    It would certainly be a security threat if they had a back door into conversations of high level people.
  • That's true. It's actually surprising most people here never heard about Huawei, they're major players with data centre network appliances, they just started with consumer electronics, and I doubt US government is worried with smartphones (lol), they most likely worried with ISP's using their devices.
  • Freakin Chinese shit. They have a BAD history of being caught stealing from the US. I don't know why we keep borrowing money from them??? Did you know all the interest on the debt (95% or so GDP of debt BTW) we owe to the Chinese is funding their new super military???? The Chinese are stealing secrets that threaten national security, they are stealing IP of businesses, and lending us money we will never be able to pay back under our current socialist/entitlement type of government. On top of that, they manufacture almost all things made by man!!! Which means they have most if not all our secrets right there. After all how can you make something without knowing how it works??? I HOPE TO GOD OBAMA LOSES . WE CANNOT AFFORD THIS CRAP ANYMORE!!!!!!!!!!!!!!!
  • Bet you like your devices cheap, don't you. Just take a wild guess how much would cost a iPhone or an Xbox if they weren't made in China. And it's not a matter or left or right wing, capital has no nationality, it seeks profit not dogmas.
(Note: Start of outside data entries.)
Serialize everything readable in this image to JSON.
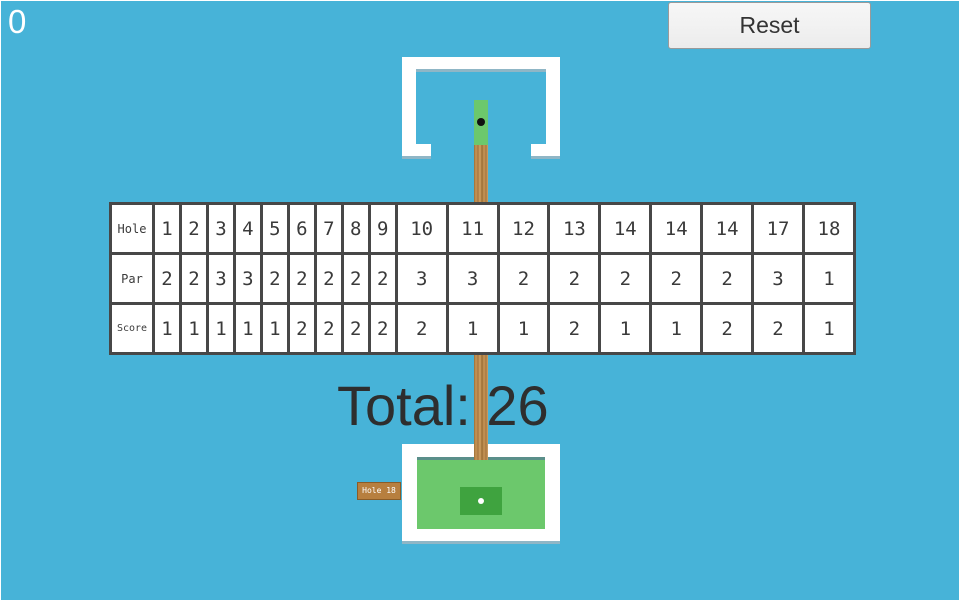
{
  "hud": {
    "stroke_count": "0",
    "reset_label": "Reset"
  },
  "scorecard": {
    "row_labels": {
      "hole": "Hole",
      "par": "Par",
      "score": "Score"
    },
    "holes": [
      "1",
      "2",
      "3",
      "4",
      "5",
      "6",
      "7",
      "8",
      "9",
      "10",
      "11",
      "12",
      "13",
      "14",
      "14",
      "14",
      "17",
      "18"
    ],
    "par": [
      "2",
      "2",
      "3",
      "3",
      "2",
      "2",
      "2",
      "2",
      "2",
      "3",
      "3",
      "2",
      "2",
      "2",
      "2",
      "2",
      "3",
      "1"
    ],
    "score": [
      "1",
      "1",
      "1",
      "1",
      "1",
      "2",
      "2",
      "2",
      "2",
      "2",
      "1",
      "1",
      "2",
      "1",
      "1",
      "2",
      "2",
      "1"
    ]
  },
  "total": {
    "label": "Total: 26"
  },
  "course": {
    "hole_sign": "Hole 18"
  },
  "colors": {
    "background": "#47b3d8",
    "green": "#6cc86c",
    "dark_green": "#3fa33f",
    "wall": "#ffffff",
    "plank": "#b07c3e"
  }
}
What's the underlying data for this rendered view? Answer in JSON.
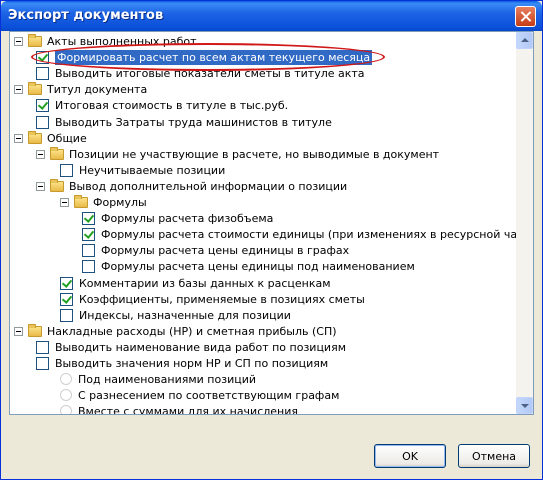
{
  "window": {
    "title": "Экспорт документов"
  },
  "tree": {
    "items": [
      {
        "type": "folder",
        "label": "Акты выполненных работ"
      },
      {
        "type": "checkbox",
        "checked": true,
        "selected": true,
        "label": "Формировать расчет по всем актам текущего месяца"
      },
      {
        "type": "checkbox",
        "checked": false,
        "label": "Выводить итоговые показатели сметы в титуле акта"
      },
      {
        "type": "folder",
        "label": "Титул документа"
      },
      {
        "type": "checkbox",
        "checked": true,
        "label": "Итоговая стоимость в титуле в тыс.руб."
      },
      {
        "type": "checkbox",
        "checked": false,
        "label": "Выводить Затраты труда машинистов в титуле"
      },
      {
        "type": "folder",
        "label": "Общие"
      },
      {
        "type": "folder",
        "label": "Позиции не участвующие в расчете, но выводимые в документ"
      },
      {
        "type": "checkbox",
        "checked": false,
        "label": "Неучитываемые позиции"
      },
      {
        "type": "folder",
        "label": "Вывод дополнительной информации о позиции"
      },
      {
        "type": "folder",
        "label": "Формулы"
      },
      {
        "type": "checkbox",
        "checked": true,
        "label": "Формулы расчета физобъема"
      },
      {
        "type": "checkbox",
        "checked": true,
        "label": "Формулы расчета стоимости единицы (при изменениях в ресурсной части)"
      },
      {
        "type": "checkbox",
        "checked": false,
        "label": "Формулы расчета цены единицы в графах"
      },
      {
        "type": "checkbox",
        "checked": false,
        "label": "Формулы расчета цены единицы под наименованием"
      },
      {
        "type": "checkbox",
        "checked": true,
        "label": "Комментарии из базы данных к расценкам"
      },
      {
        "type": "checkbox",
        "checked": true,
        "label": "Коэффициенты, применяемые в позициях сметы"
      },
      {
        "type": "checkbox",
        "checked": false,
        "label": "Индексы, назначенные для позиции"
      },
      {
        "type": "folder",
        "label": "Накладные расходы (НР) и сметная прибыль (СП)"
      },
      {
        "type": "checkbox",
        "checked": false,
        "label": "Выводить наименование вида работ по позициям"
      },
      {
        "type": "checkbox",
        "checked": false,
        "label": "Выводить значения норм НР и СП по позициям"
      },
      {
        "type": "radio",
        "label": "Под наименованиями позиций"
      },
      {
        "type": "radio",
        "label": "С разнесением по соответствующим графам"
      },
      {
        "type": "radio",
        "label": "Вместе с суммами для их начисления"
      }
    ]
  },
  "buttons": {
    "ok": "OK",
    "cancel": "Отмена"
  }
}
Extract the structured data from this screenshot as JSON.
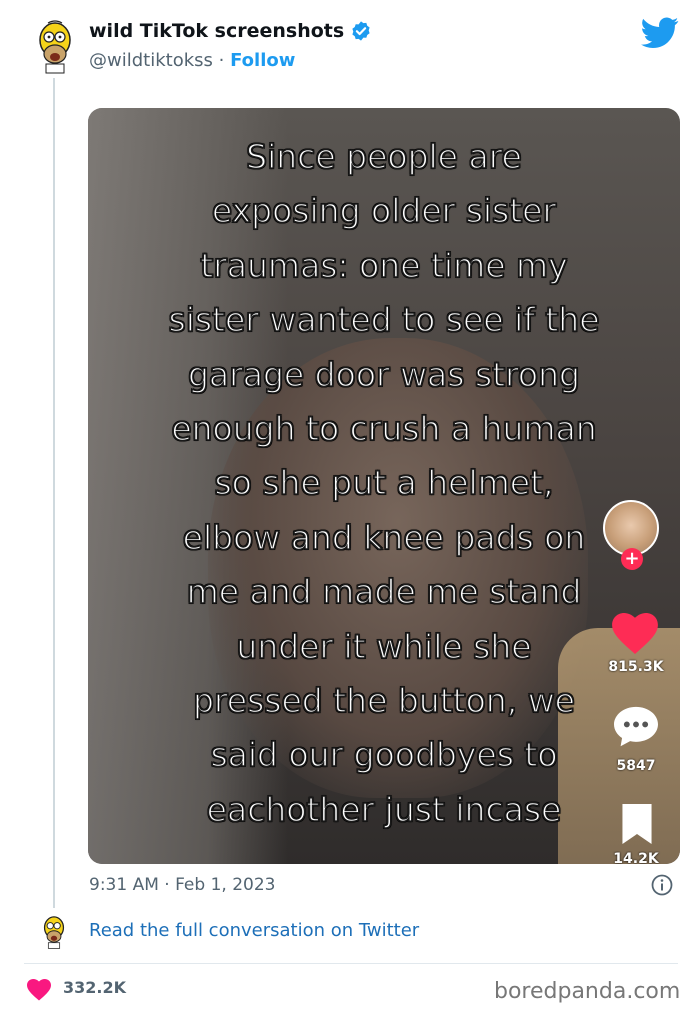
{
  "header": {
    "display_name": "wild TikTok screenshots",
    "handle": "@wildtiktokss",
    "separator": "·",
    "follow_label": "Follow"
  },
  "media": {
    "caption_lines": [
      "Since people are",
      "exposing older sister",
      "traumas: one time my",
      "sister wanted to see if the",
      "garage door was strong",
      "enough to crush a human",
      "so she put a helmet,",
      "elbow and knee pads on",
      "me and made me stand",
      "under it while she",
      "pressed the button, we",
      "said our goodbyes to",
      "eachother just incase"
    ],
    "tiktok": {
      "follow_plus": "+",
      "likes": "815.3K",
      "comments": "5847",
      "saves": "14.2K"
    }
  },
  "footer": {
    "timestamp": "9:31 AM · Feb 1, 2023",
    "read_conversation": "Read the full conversation on Twitter",
    "like_count": "332.2K",
    "watermark": "boredpanda.com"
  },
  "colors": {
    "twitter_blue": "#1d9bf0",
    "like_red": "#f91880",
    "tiktok_red": "#fe2c55"
  },
  "icons": [
    "homer-avatar-icon",
    "verified-badge-icon",
    "twitter-bird-icon",
    "info-icon",
    "heart-icon",
    "tiktok-heart-icon",
    "tiktok-comment-icon",
    "tiktok-bookmark-icon"
  ]
}
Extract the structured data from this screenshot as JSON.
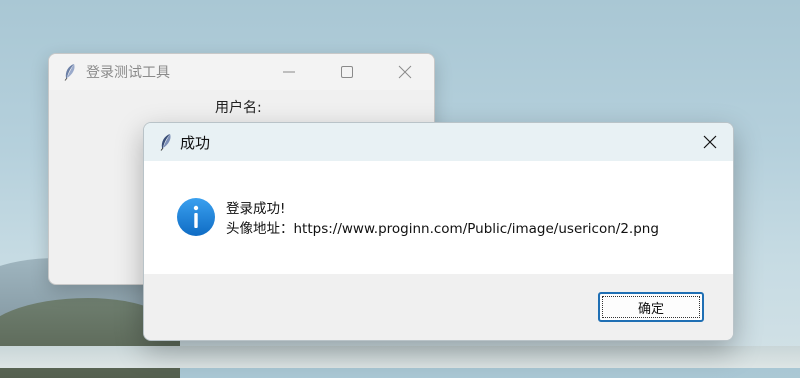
{
  "background_window": {
    "title": "登录测试工具",
    "username_label": "用户名:",
    "controls": [
      "minimize-icon",
      "maximize-icon",
      "close-icon"
    ]
  },
  "dialog": {
    "title": "成功",
    "icon": "info-icon",
    "message_line1": "登录成功!",
    "message_line2": "头像地址：https://www.proginn.com/Public/image/usericon/2.png",
    "ok_label": "确定"
  },
  "colors": {
    "accent": "#1f6fb4",
    "info_icon": "#1a7fd6",
    "dialog_titlebar": "#e8f1f4"
  }
}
  • Wow I didn't know US corporations just started going to China in 2008-9. Or the US government started borrowing from China in 2008-9. That is amazing propaganda you are spreading. I am sure if you researched you would find a lot of US corporations are leaving China for other Asian companies where the labor cost less and the governments don't have a stranglehold on everything. The current President has done plenty good and bad. Why don't you go research those actions and then come back informed instead of spilling all that diarrhea from your brain through the keyboard.
  • It's a FACT that Obama has outspent the last 4 presidents!!!! HOW CAN THAT BE GOOD????  We are spending money that we are FAR from having!!!! OBAMA IS GOING TO DRIVE THE BUS OFF THE CLIFF.

  • MS has a patent on backdooring Skype and other VoIP apps...
  • Is that illegal, to hold a patent? No. So not relevant. If you have evidence that MS is doing something with that technology, then speak up. Otherwise, I'll just ignore this as "poor internet arguments".
  • Where is Liberty Prime when you need him???
  • I have to agree, I'm surprised so many companies are willing to put up with China's rampant IP theft.  I guess profits trumps anything they do wrong.  I remeber talking to a hong kong businessman that owned a ton of factories and was in the process of selling them.  He mentioned to me that the Chinese government essentially has control over everything and that the risk that business man take is enormous because technically if you don't have connections and don't maintain those connections you could just up and loss everything in practically one day.  I don't have charts or serious hard data to back that up, but it did wake me up that there are significant risks you take when investing in China.  Just take for example all Chinese companies that sometimes result in enormous profits and go bankrupt the following year.  Considering all I know about China and their hacking programs, I wouldn't doubt that they would do something of the sort in the Intellectual Property Rights department.  Place malicious codes everywhere and just flat out hack everything since it will be easy with the backdoors in place.  Pretty scary stuff, not to mention they just censor everything and their mother with the Great Red Firewall program.  When you really get down to thinking it is very very scary stuff.
  • Here's an article on the concerns/accusations as well: